This is must listen, new look edition to our regular show, with added features, bringing their magazine to your ears. On this week's episode, Helen Knapmanm and Tom Wilson join Georgie Frost in the studio. On the agenda, we talk all things about self-employment. We look at the many positives - but also the biggest negative - the fact you will get no retirement income. Also, is it good news for buy-to-let landlords after a rather turbulent time when it comes to holiday homes. Plus, we look at what a Mondo Bank is and look through the latest scam to hit the world, Olympic ticketing.
Prime Minister Theresa May has met with senior ministers to discuss a new economic and industrial strategy. Post-meeting, we learned Britain will continue to seek investment from around the world,
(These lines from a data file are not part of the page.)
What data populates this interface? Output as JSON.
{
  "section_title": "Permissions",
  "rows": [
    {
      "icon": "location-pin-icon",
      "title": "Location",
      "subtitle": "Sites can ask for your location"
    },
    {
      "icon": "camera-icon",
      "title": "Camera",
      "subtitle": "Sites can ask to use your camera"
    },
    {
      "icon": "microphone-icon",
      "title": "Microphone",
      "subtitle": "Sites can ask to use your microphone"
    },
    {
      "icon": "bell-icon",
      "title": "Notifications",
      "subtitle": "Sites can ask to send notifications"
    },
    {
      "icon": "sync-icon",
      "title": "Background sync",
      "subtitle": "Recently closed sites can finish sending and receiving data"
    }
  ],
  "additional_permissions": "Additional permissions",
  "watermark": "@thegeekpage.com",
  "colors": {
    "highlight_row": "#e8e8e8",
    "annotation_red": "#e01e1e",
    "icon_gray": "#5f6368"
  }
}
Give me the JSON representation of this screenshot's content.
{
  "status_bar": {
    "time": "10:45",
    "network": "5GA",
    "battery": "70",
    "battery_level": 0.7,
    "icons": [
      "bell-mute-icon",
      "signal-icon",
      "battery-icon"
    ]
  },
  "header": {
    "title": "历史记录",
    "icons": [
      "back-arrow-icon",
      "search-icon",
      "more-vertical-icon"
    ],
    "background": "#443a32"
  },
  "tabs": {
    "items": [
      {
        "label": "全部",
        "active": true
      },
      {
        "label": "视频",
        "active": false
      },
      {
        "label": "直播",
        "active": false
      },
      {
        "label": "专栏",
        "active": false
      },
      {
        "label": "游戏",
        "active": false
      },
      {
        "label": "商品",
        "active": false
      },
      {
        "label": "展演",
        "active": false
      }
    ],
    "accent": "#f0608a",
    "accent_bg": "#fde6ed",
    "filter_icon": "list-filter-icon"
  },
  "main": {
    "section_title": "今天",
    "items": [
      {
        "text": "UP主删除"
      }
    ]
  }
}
In a statement, a spokesperson said the discussion "...underlined that Britain is open for business, we continue to seek investment from around the world and we will continue to be a strong advocate for free trade."
Share Radio was joined by James Frayne, director of policy issue consultancy Public First to discuss further.
Time once again for the Consuming Issues news review, with Georgie Frost and is joined by Vix Leyton, from Quidco.com. And today, they look at the days top story - the levels of home ownership in England has fallen to its lowest levels since 1986. Elsewhere, banks are already ditching the best bank savings accounts ahead of Thursday's excpected cut to the base rate. Plus, the date to apply for mis-sold PPI has been set to June next year. All this and more, on Consuming Issues, every day from 9am to Midday, right here on Share Radio.
Commercial businesses in the South East and London came under attack from fraudsters in the first half of 2016 to the tune of £84.1m, according to new research.
KPMG's Fraud Barometer shows a 585% increase in the value of prosecuted fraud against commercial businesses in the region, as prosecuted fraud against financial institutions and investors fell.
Hitesh Patel, head of forensic at KPMG explained further.
Time once again for the Consuming Issues news review, with Georgie Frost and is joined by Deborah Hargreaves, founder of the High Pay Centre. And today, they look at the days top story - that poverty is costing UK taxpayers 78 billion pounds a year. Elsewhere, they look at Sir Philip Green who has made the news after accusing the MP Frank Field of turning a parliamentary inquiry into the collapse of BHS into a "kangaroo court". Plus, former pensions minister Ros Altmann says the triple lock for state pensions should be scrapped. All this and more, on Consuming Issues, every day from 9am to Midday, right here on Share Radio.